Take every line from the listing below that includes "value" and copy it.

________________________

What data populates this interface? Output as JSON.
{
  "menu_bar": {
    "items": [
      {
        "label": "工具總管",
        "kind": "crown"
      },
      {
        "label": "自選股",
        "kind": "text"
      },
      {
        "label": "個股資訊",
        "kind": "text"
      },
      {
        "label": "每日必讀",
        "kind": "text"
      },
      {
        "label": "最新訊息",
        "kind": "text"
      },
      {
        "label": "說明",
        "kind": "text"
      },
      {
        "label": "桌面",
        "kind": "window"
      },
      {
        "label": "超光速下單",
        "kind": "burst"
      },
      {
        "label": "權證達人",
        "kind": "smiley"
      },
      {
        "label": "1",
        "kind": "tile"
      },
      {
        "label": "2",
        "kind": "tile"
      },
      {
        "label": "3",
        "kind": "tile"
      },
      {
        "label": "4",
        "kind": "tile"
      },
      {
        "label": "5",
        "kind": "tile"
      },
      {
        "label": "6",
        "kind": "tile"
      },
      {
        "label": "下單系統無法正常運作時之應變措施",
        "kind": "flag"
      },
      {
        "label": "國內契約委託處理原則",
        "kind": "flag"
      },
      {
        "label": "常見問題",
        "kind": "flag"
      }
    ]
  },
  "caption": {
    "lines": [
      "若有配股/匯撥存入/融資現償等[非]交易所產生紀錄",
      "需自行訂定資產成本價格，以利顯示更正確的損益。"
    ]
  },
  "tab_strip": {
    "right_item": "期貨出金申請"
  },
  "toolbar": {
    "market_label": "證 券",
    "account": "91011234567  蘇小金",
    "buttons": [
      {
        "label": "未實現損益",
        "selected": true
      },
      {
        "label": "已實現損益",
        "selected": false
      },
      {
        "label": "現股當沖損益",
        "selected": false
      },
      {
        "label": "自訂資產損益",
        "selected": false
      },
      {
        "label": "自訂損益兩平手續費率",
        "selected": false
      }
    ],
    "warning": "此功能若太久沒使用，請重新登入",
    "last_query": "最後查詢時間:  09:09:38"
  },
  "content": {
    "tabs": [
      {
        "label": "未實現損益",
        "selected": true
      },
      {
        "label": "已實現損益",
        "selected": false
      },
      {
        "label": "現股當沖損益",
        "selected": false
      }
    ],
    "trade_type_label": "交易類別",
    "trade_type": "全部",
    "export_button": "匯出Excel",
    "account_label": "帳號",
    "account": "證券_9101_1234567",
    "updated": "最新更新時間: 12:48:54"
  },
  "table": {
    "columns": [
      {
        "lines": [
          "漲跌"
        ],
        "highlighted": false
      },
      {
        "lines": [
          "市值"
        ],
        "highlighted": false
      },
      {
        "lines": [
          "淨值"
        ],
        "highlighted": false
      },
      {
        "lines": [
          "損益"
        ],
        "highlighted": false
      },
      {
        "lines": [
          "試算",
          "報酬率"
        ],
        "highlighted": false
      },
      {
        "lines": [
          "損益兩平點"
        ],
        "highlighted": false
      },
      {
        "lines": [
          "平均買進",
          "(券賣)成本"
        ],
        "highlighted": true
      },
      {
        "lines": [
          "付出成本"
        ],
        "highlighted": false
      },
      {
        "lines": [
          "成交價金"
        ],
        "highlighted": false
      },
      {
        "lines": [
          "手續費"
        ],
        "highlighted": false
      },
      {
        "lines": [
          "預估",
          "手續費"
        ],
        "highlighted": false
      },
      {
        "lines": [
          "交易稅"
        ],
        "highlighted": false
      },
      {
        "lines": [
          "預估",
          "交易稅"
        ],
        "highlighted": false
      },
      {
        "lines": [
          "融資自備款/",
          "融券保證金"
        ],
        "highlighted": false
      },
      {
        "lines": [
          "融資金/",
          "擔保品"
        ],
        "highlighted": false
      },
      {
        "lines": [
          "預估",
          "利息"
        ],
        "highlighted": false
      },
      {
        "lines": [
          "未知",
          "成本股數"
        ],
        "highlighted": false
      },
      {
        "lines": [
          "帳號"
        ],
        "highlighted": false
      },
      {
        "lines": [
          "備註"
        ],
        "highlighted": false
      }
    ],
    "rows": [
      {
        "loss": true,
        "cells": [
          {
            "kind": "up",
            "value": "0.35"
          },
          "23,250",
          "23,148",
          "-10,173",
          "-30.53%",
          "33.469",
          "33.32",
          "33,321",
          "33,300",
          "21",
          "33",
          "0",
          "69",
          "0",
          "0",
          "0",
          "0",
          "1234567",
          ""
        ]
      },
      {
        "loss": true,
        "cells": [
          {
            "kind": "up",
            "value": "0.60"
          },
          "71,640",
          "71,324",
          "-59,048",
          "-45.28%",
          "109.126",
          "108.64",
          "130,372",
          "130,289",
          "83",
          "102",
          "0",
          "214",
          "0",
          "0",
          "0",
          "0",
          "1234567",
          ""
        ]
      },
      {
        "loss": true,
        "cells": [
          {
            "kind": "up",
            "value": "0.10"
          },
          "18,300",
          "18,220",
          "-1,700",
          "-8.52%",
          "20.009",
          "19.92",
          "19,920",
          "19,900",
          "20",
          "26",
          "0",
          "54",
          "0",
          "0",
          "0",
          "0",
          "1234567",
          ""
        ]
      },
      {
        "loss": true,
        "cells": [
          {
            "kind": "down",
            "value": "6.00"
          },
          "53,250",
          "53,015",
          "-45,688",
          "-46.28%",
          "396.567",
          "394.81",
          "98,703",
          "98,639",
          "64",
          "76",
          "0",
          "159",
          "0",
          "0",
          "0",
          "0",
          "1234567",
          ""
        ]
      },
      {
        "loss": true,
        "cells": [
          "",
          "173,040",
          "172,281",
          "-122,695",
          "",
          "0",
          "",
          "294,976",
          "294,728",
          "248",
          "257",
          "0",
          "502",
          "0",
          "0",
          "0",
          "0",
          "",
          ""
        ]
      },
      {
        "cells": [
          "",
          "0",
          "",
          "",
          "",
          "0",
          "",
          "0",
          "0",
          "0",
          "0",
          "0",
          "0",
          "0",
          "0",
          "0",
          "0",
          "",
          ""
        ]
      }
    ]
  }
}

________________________

▸ **Exercise output**
            "value": "0.35"
            "value": "0.60"
            "value": "0.10"
            "value": "6.00"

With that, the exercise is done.